Courtesy the artist; Photo: Joshua White
Cinema Sanctuary Study 2: Alice Guy-Blache's 1897 Serpentine Dance by Mrs. Bob Walter (detail)
Material: 35 mm black and white film, polyester thread, and LEDS
Dimension: 26 7/8 x 27 x 3 in. (68.2 x 68.5 x 7.6 cm)
Courtesy the Los Angeles Municipal Art Gallery; Photo: Ana Venegas
Cinema Sanctuary Study 1: Marion E. Wong’s 1917 The Curse of Quon Gwon: When the Far East Mingles With the West
Material: 35 mm black and white film, polyester thread, and LEDS
Dimension: 45 x 67 in. (114.3 x 170.2 cm)

Hand-painted Serpentine Dance Quilt is the corresponding video quilt in the “Cinema Sanctuary” series. In it, Gschwandtner hand-paints the frames of the film, reimagining each within the visual language of a pieced quilt. The video and film quilts offer an alternative to the male-dominated history of film, and a literal mending and repairing of film history.

Courtesy the Los Angeles Municipal Art Gallery. Special thanks to Gregory Yee; Photo: Ana Venegas
Hand-painted Serpentine Dance
Runtime: 01:12 min (loops)

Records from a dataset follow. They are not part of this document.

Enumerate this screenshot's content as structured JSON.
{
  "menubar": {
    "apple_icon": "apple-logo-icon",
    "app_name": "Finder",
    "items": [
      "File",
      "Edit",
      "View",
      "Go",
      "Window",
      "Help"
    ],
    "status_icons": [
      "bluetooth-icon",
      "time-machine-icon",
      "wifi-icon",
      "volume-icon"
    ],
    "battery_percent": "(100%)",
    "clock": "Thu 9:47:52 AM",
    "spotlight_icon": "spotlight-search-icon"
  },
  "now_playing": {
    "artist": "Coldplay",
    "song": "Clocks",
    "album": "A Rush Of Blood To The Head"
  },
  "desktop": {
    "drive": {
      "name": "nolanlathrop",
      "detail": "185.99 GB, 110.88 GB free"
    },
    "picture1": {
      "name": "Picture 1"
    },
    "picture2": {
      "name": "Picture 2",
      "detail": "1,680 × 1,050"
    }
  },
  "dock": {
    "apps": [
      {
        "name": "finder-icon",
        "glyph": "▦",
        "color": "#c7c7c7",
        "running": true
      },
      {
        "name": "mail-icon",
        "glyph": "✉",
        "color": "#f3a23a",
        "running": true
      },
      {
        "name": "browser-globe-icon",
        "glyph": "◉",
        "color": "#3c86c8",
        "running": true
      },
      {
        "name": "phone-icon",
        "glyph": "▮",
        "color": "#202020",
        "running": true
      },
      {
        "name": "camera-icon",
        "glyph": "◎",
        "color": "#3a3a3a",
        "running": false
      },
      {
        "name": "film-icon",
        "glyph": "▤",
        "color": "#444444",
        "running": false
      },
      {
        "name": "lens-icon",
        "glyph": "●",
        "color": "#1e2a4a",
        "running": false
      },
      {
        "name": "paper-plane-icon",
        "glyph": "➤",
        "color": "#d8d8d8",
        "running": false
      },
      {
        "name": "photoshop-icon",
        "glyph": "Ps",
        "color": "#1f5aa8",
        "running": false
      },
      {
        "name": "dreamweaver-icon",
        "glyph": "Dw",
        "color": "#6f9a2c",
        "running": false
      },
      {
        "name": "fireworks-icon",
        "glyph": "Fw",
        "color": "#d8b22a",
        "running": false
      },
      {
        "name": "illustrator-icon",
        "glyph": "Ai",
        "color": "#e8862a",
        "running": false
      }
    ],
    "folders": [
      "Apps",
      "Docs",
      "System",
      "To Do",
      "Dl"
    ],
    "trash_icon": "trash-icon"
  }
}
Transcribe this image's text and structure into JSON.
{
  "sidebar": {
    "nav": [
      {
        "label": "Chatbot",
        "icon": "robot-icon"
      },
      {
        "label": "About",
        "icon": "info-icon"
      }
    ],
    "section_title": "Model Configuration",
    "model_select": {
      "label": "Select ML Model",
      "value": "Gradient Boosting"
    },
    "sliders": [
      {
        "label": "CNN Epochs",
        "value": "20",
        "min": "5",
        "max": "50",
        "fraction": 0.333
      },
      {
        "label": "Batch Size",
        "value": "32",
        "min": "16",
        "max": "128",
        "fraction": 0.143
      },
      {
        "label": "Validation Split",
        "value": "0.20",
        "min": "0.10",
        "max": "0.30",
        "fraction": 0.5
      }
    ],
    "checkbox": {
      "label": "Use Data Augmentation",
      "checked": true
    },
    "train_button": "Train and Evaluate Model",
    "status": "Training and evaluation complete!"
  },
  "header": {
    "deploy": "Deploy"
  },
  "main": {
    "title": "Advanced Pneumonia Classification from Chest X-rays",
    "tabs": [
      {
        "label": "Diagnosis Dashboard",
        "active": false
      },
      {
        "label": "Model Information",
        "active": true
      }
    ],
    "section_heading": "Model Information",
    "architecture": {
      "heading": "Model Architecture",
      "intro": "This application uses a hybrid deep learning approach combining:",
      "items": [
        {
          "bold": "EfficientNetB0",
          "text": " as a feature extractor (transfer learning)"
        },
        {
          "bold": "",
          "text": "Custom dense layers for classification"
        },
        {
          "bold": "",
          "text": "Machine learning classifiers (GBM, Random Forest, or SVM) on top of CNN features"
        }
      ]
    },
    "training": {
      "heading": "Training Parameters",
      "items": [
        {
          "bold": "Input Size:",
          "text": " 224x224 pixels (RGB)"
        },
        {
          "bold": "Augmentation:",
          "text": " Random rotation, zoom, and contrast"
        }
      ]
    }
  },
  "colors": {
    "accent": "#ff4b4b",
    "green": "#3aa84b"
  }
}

Hand-painted Serpentine Dance Quilt is the corresponding video quilt in the “Cinema Sanctuary” series. In it, Gschwandtner hand-paints the frames of the film, reimagining each within the visual language of a pieced quilt. The video and film quilts offer an alternative to the male-dominated history of film, and a literal mending and repairing of film history.

Courtesy the artist
The Enchanted Loom (Part II)
Material: 16 mm film, polyamide thread, and LEDS
Dimension: 16 x 16 x 3 in. (40.6 x 40.6 x 10.2 cm) each
Collection RISD Museum, Helen M. Danforth Acquisition Fund, 2013. 32; Photo: Andy Romer
Sabrina Gschwandtner's inspiration and materials
Runtime: 01:24 min
Courtesy the artist